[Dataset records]
"""
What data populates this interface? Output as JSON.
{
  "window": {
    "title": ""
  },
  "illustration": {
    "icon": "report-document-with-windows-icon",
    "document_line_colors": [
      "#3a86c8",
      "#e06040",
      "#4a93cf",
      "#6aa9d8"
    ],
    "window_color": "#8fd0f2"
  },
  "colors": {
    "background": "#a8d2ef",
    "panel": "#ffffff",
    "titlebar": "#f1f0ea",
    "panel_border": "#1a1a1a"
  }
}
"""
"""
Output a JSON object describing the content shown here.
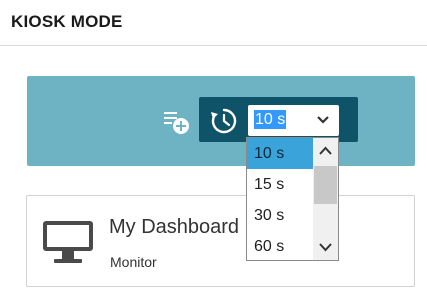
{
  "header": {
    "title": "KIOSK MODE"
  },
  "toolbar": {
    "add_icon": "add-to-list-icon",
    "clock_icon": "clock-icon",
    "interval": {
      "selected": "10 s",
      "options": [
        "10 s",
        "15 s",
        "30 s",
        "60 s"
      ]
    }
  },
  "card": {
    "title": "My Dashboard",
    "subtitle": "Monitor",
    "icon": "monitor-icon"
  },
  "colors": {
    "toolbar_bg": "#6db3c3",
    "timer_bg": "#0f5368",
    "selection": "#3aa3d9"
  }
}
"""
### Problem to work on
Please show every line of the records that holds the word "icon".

### Answer for the task
    "icon": "report-document-with-windows-icon",
    "add_icon": "add-to-list-icon",
    "clock_icon": "clock-icon",
    "icon": "monitor-icon"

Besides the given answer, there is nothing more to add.